## DATA FOR THE TASK:
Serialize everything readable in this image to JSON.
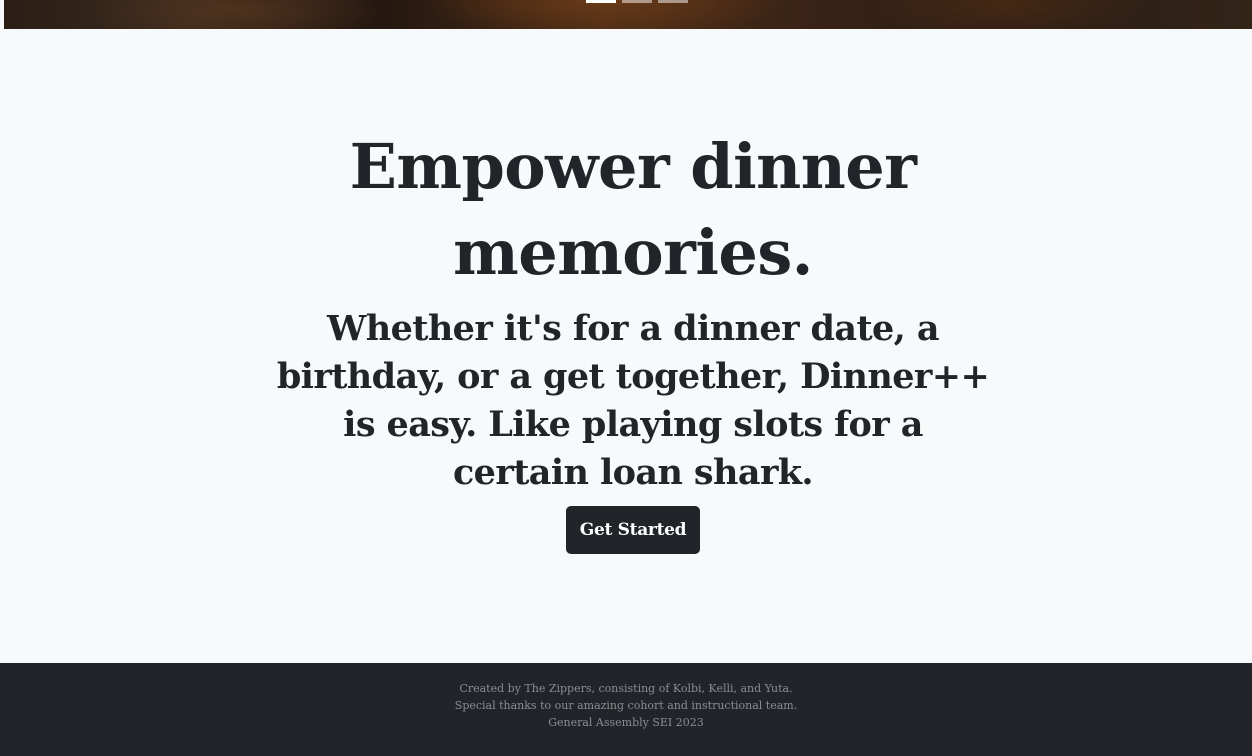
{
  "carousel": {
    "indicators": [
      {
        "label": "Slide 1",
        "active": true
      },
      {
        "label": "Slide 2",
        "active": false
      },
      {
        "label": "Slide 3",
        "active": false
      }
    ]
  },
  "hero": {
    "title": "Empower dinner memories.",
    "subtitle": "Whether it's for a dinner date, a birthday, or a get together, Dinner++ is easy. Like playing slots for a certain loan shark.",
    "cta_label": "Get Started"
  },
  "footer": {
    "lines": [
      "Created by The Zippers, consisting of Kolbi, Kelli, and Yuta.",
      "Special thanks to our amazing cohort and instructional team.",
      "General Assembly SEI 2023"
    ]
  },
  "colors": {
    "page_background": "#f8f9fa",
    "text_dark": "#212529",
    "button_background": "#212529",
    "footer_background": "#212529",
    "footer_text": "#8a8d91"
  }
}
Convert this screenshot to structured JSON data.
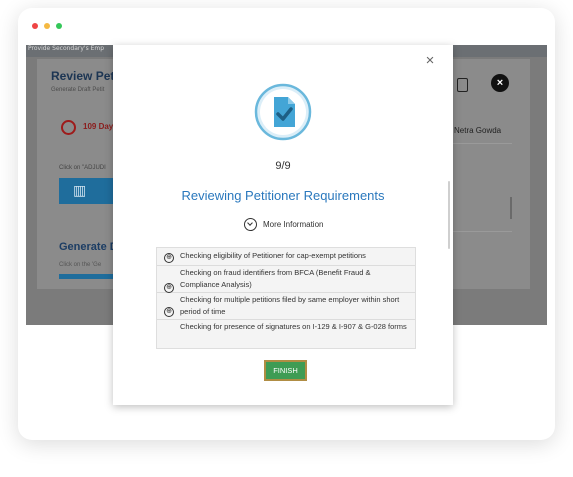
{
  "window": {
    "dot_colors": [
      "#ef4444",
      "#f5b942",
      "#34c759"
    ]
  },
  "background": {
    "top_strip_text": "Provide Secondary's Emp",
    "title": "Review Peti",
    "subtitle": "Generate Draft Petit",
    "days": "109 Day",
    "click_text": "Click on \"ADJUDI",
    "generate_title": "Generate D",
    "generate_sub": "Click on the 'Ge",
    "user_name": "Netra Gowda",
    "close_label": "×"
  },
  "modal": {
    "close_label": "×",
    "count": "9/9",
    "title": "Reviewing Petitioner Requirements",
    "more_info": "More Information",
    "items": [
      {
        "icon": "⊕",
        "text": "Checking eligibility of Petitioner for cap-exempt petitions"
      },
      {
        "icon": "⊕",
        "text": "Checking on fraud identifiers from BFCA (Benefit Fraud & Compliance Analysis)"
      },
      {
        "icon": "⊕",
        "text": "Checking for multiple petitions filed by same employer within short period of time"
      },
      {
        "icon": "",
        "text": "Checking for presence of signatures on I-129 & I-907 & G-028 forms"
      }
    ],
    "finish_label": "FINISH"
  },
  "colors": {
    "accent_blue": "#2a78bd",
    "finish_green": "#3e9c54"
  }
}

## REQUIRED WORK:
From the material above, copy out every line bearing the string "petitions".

## RESPONSE BELOW:
        "text": "Checking eligibility of Petitioner for cap-exempt petitions"
        "text": "Checking for multiple petitions filed by same employer within short period of time"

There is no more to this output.